Sturgeon & Eagles

August 19, 2011.  Phenomenon is not the right word, but it's close.  An event has taken place on the James River for eons, and over the last couple of years has regained a lot of attention.  Beginning in late August and lasting into October, one of the oldest fish species in the world returns to the James River, while in almost all of their historic habitats, there are none returning or present.  Universities and federal government agencies are paying close attention to this, and so am I.

Of course, we are talking about Atlantic Sturgeon.

Sturgeon in the James River have a long history ... more than we will ever know.  Over 400 years ago, during early colonial days sturgeon were caught and eaten, saving some colonists from starvation. At that time, these fish grew to 14 feet or more, and weighed over 800 pounds. Once established as a food source, catch rates kept climbing and overfishing lasted into the 1890's, when the harvest peaked.  By 1900 the population crashed and continued to decline because of pollution and habitat destruction.  
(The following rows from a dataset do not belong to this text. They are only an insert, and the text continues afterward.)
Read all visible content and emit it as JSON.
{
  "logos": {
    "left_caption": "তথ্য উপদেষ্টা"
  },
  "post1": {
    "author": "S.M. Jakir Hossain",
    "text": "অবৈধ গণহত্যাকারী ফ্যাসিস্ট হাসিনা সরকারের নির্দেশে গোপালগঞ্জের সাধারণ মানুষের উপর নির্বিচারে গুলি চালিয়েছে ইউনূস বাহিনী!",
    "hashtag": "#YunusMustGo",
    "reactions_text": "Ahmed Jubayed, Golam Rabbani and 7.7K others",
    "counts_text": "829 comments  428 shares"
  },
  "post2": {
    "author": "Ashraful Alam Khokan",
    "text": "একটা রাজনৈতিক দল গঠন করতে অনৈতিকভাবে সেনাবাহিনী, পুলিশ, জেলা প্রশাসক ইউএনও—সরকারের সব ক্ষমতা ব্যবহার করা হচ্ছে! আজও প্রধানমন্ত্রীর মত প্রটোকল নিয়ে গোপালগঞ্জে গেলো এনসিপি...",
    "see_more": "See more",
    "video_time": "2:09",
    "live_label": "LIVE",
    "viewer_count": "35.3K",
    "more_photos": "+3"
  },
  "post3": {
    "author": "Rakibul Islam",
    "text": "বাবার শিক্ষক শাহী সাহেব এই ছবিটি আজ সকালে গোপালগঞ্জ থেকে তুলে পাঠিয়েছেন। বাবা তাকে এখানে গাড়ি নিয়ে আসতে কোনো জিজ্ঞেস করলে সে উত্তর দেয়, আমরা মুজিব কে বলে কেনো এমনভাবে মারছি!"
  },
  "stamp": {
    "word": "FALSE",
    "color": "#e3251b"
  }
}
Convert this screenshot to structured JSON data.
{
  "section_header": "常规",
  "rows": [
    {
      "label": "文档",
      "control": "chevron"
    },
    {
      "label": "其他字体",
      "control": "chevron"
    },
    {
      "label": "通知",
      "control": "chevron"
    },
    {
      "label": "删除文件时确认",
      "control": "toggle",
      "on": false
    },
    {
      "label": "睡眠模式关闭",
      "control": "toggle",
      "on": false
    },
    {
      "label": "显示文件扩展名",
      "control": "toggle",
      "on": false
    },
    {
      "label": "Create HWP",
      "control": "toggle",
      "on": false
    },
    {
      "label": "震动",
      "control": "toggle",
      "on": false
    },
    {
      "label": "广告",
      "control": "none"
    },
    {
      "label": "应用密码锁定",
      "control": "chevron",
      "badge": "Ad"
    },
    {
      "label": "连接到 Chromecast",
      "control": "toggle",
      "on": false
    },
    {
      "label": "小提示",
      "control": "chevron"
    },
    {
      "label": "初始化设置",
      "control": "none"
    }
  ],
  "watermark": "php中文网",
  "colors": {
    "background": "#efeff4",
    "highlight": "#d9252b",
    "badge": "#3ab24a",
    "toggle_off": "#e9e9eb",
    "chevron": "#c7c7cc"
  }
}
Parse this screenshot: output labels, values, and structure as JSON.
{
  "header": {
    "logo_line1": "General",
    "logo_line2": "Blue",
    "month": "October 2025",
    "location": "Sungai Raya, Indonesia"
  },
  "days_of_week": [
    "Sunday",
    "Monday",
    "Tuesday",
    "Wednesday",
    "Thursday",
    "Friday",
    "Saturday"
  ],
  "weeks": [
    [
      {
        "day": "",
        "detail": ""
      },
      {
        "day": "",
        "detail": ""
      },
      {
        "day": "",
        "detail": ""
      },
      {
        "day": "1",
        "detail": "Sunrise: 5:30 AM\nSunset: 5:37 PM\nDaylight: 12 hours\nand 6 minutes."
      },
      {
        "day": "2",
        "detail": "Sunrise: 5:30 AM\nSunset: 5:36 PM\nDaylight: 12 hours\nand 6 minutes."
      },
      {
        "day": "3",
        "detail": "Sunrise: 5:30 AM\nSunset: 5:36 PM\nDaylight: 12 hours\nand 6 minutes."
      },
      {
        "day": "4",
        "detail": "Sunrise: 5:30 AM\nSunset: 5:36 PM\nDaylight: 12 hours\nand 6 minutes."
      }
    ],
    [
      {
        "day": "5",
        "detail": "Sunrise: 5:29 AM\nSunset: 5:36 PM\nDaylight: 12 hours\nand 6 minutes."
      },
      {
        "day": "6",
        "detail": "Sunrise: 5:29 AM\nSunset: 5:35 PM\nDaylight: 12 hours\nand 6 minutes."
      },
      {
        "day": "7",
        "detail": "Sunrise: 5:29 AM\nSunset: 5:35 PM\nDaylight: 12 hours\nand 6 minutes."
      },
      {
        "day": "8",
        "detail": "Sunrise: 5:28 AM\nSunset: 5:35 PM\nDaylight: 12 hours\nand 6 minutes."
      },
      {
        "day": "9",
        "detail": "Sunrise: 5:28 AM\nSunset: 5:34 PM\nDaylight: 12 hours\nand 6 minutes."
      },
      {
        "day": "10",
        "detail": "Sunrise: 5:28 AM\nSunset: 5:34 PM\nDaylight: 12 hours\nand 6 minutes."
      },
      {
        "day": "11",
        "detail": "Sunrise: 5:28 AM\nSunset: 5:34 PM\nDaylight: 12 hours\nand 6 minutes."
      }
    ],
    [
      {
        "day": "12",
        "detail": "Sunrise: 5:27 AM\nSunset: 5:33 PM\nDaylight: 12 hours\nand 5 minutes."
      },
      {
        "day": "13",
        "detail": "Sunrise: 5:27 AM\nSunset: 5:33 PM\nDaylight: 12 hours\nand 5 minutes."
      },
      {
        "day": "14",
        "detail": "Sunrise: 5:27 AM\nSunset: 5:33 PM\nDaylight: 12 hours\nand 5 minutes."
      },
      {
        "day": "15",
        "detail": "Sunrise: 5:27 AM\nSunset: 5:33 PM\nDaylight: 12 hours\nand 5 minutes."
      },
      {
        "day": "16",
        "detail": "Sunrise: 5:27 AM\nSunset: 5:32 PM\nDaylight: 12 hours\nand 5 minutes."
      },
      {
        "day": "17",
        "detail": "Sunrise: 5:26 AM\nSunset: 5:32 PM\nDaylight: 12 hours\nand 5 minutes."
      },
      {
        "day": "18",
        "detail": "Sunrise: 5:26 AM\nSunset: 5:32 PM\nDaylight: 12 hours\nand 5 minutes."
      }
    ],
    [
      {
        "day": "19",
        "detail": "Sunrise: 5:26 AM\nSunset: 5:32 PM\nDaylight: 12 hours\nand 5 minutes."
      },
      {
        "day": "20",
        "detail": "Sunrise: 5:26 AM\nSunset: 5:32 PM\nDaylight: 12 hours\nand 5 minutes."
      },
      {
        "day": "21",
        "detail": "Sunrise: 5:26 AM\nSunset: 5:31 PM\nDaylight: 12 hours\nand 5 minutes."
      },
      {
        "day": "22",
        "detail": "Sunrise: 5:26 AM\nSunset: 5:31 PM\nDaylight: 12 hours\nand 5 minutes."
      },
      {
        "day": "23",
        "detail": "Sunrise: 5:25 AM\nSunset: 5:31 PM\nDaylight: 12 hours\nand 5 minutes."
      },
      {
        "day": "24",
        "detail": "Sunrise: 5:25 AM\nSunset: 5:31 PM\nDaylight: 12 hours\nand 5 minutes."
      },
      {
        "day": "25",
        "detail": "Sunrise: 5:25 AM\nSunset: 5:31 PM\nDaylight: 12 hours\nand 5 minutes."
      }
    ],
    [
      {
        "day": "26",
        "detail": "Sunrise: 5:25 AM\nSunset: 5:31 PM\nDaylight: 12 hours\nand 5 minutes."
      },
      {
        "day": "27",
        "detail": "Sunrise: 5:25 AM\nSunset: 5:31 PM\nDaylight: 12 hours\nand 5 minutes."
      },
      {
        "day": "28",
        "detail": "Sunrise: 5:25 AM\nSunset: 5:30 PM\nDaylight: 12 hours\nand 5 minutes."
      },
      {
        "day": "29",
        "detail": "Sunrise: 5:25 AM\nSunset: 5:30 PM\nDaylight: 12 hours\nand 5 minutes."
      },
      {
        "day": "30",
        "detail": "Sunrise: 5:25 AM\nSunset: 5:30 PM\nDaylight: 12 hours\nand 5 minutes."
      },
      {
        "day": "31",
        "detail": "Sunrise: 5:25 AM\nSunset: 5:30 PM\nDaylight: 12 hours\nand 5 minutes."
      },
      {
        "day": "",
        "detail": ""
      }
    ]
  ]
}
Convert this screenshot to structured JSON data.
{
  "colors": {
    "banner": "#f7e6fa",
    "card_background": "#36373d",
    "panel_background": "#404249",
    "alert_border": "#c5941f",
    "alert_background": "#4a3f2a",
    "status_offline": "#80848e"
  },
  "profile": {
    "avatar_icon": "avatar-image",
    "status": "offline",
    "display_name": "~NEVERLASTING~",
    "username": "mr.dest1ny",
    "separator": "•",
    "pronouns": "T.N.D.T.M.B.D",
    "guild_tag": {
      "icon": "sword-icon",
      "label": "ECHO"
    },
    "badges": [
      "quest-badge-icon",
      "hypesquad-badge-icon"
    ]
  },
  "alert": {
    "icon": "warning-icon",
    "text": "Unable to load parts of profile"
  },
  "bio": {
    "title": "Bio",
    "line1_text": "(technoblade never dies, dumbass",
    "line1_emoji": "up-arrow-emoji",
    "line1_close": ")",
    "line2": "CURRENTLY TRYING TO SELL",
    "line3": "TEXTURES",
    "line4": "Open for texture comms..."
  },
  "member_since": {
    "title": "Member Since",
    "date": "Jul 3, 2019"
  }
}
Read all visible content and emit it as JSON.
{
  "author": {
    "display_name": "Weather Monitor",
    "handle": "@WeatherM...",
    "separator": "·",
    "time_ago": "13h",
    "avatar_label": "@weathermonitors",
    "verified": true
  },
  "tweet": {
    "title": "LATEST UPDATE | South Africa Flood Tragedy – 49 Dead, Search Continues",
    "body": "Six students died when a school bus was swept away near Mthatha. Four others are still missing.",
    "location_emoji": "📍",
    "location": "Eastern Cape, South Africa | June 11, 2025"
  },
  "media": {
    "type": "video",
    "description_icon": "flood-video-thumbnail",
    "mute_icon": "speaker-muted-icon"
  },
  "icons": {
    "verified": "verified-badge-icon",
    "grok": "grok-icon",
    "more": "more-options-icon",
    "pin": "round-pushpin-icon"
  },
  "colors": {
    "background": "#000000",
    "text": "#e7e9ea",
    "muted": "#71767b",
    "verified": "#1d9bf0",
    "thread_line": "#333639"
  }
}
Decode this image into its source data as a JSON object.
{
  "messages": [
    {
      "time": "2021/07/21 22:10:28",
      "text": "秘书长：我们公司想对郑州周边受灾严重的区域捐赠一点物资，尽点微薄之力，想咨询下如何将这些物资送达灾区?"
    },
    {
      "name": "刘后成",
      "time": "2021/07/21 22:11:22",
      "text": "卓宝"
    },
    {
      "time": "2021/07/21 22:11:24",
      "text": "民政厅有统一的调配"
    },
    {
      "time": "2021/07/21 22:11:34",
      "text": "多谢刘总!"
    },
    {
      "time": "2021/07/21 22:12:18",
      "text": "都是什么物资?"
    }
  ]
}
But today they are noticeably back.  In fact they are back right now and in the process of possibly spawning (researchers are trying to find out if, in fact, they are spawning this time of year. Historically they have been springtime spawners).  While they are in the river, sturgeon offer incredible visual acrobatics, called "breaching"  When a sturgeon breaches it rockets out of the water, leaping into the air and then crashing down on its side, back into the river.  You generally hear more than you see, but with a slow cruise along certain parts of the river your chances are pretty good you will see one or two.  When you see a sturgeon breach, it looks like a 10 foot section of telephone pole comes out of the river and is dropped on it's side from 15 feet in the air.   

There are plenty of theories why sturgeon breach, but scientists don't really know why the do it.  But they do know one thing ... when a sturgeon breaches .... it's amazing.  Smaller than their historic sizes, Atlantic sturgeon today can grow to nine feet and weigh over 300 pounds. Most fish are males in the five to six foot range, and weigh around 100 pounds.

Like bald eagles, this species has given researchers, and river lovers something to talk about and investigate.  There is a great amount of research going on up and down the East Coast on sturgeon and Matt Balazik, a biologist and sturgeon researcher, from Virginia Commonwealth University, continues to be a leader in this field.  He recently began his late summer/fall river work with Atlantic Sturgeon and will now spend many days a week out on the James, from the City of Richmond well down below Hopewell searching for and capturing as many as possible, to weigh, tag and release.  VCU has been a leader in getting research dollars funneled towards restoration of Atlantic Sturgeon on the James River.  

For a short time, Discover The James will offer Sturgeon & Eagle Tours on every bald eagle tour taken.  There is about a mile stretch of river in Jefferson's Reach that Atlantic Stureon have been populating during this possible spawning season.  Why are they there?  Well there are theories, and I have one that Matt shared with me, but you'll have to come out on the boat to find out.  --Capt. Mike

The Photos Stories?  Top Right:  Here Matt Balazik is holding one of the biggest Atlantic sturgeon he'd ever seen.  More than likely this is a female because of her size.  Estimated at over 300 pounds and more than seven feet long, this sturgeon was released safely back into the James to continue on her way.  Photo credit:  VCU/Center for Environmental Studies.

Bottom Left:  August 18, 2011 ... the first sturgeon capture of the late summer/fall season.  I spoke with Matt soon after this first fish was caught and he mentioned that two of the sturgeon he had caught and tagged last year have been recorded passing by Jamestown, verified returns to the James River.  This data is received via a combination of a tag on the fish, a receiver on a channel marker buoy in the river, and this data transferred via satellite in real time.  Good stuff.  Photo credit:  VCU/Center for Environmental Studies.

For more into on VCU's Atlantic Sturgeon Research, click here.

For a short story on one of the most interesting events I have ever seen on the James, click here.